Here’s one solution. Get a mailbox at a mailbox store or local post office (Yes, USPS offices do this; it’s called “competitive street addressing”. ) . Such locations will usually permit you to use their street address for snail mail (e.g., 123 Main Street #195). On your website, you may indicate that the address is for mail. On online business directories (Google+, Facebook business pages, Yelp, etc.) indicate that as your address. Note, however, that it may violate the policies of some online business directories to indicate as your business address an address where your business is not physically located. Google+ permits you to avoid this potential problem by indicating that it is not your physical address, but rather a point a certain radius from which you serve customers. So you are misleading no one about your physical address; you are simply not indicating where your actual business physical address is. And yet you can have a better chance of showing up in local searches because now Google knows where your base of operations is.
Having a street address and listing it on your site and online business directories is one way to help you get found online. Here are some other …
Local search engine optimization (SEO) best practices
- Consistent NAP. We’ve written about this a lot. You have to be consistent with the name of your company, address and phone number. NAP. If you use commas, always use them. Hyphenate your phone number? Don’t use periods sometimes. Have multiple phone numbers? Use one consistently for directory listings. Always be consistent with your NAP. Always. Else the Internet’s computers start to think you are more than one entity.
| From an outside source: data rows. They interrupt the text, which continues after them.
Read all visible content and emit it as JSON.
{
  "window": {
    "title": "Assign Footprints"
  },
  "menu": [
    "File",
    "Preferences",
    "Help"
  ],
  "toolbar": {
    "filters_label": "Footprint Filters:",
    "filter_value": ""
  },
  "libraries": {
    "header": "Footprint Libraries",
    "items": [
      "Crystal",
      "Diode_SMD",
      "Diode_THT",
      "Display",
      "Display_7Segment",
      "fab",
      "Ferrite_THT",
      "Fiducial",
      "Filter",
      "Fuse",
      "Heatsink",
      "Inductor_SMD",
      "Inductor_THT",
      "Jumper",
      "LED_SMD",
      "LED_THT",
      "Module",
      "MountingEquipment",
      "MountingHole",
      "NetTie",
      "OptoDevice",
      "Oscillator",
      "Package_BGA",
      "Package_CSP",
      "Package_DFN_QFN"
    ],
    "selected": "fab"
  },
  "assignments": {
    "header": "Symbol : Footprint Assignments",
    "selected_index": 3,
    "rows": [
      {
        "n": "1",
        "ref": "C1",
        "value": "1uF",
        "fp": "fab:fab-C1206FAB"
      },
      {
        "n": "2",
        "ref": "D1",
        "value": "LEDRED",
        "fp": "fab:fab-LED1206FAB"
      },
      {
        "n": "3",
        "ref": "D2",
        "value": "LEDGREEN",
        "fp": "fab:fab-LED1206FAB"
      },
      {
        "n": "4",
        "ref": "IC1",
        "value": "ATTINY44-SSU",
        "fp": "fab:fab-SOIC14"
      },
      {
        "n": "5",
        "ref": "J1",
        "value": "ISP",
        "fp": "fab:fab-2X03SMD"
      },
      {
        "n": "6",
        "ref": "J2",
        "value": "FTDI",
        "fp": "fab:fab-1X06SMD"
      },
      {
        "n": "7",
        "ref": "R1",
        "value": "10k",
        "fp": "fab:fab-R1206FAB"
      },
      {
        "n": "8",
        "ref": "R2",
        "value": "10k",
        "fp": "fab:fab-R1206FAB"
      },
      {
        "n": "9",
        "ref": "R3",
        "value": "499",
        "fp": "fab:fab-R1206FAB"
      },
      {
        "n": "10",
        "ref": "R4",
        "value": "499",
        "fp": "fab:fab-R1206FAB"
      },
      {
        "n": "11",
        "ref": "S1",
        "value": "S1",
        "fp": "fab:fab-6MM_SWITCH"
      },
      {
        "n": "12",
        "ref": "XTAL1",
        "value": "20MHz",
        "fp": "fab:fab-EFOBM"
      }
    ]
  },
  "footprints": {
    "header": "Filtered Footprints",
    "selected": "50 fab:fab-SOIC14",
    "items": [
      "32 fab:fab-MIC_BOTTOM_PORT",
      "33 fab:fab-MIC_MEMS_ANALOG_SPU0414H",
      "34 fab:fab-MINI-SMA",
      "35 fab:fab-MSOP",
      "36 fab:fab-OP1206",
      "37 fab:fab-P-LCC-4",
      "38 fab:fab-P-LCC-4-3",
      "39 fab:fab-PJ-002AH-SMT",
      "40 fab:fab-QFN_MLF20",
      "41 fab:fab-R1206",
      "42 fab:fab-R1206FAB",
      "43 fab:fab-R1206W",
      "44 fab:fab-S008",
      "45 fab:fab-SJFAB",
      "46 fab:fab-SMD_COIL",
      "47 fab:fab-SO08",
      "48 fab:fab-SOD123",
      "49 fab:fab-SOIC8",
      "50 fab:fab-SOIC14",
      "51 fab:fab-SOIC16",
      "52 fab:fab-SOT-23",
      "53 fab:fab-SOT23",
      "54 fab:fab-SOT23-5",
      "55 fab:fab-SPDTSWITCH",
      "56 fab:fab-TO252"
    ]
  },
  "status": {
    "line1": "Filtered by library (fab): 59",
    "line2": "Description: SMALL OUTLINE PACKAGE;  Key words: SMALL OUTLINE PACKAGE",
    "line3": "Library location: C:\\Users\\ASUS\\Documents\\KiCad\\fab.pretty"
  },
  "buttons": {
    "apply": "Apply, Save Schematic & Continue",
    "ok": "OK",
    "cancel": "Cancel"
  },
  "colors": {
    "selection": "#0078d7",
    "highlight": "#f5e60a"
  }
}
- Prominent display of contact info on site. This should go without saying. Make sure it’s easy for people to find out how to contact you when they are on your site.
- Include geo hints in page titles, meta descriptions, and URLs. But sparingly, and not in a spammy way. Make sure whatever you write will sound natural and OK to the reader (OK page title: “Expert widget maker | Albany NY”; bad page title: “Albany NY expert widget maker in Upstate NY and Capital Region New York”
- Don’t be cute about location. Don’t put rows of zip codes or town or county names in small gray text at the bottom of pages. It looks terrible, and eventually the search gods will punish you for that.
- Claim and correct (or create) listings on all major general online business directories, including Google+, Facebook, Yelp, Manta, MerchantCircle, Angie’s List, Yellow Pages, Bing. There are others. This takes time. You might try Moz Local to start.
- Claim and correct (or create) listings on major online business directories specific to your industry. If you’re a lawyer, for instance, take control of your listings on avvo, findlaw, lawyers.com, and etc.
- Mark up data on your website with schema.org data. See http://schema.org/LocalBusiness. This tells search engines about where you are so they can display information about your business in specialized ways on their sites.
Are you getting found locally?
Take this Local SEO quiz, brought to you by Moz:
Note this local SEO practices change over time. This quiz was originally published in January 2015.
Now go get found in your locale!
What did we forget? Leave a comment below.
Image Source: “Depression “bread wars”, corner store on Bourke & Fitzroy Streets, Surry Hills, Sydney, 21 August 1934 / Sam Hood” by State Library of New South Wales in Flickr Commons.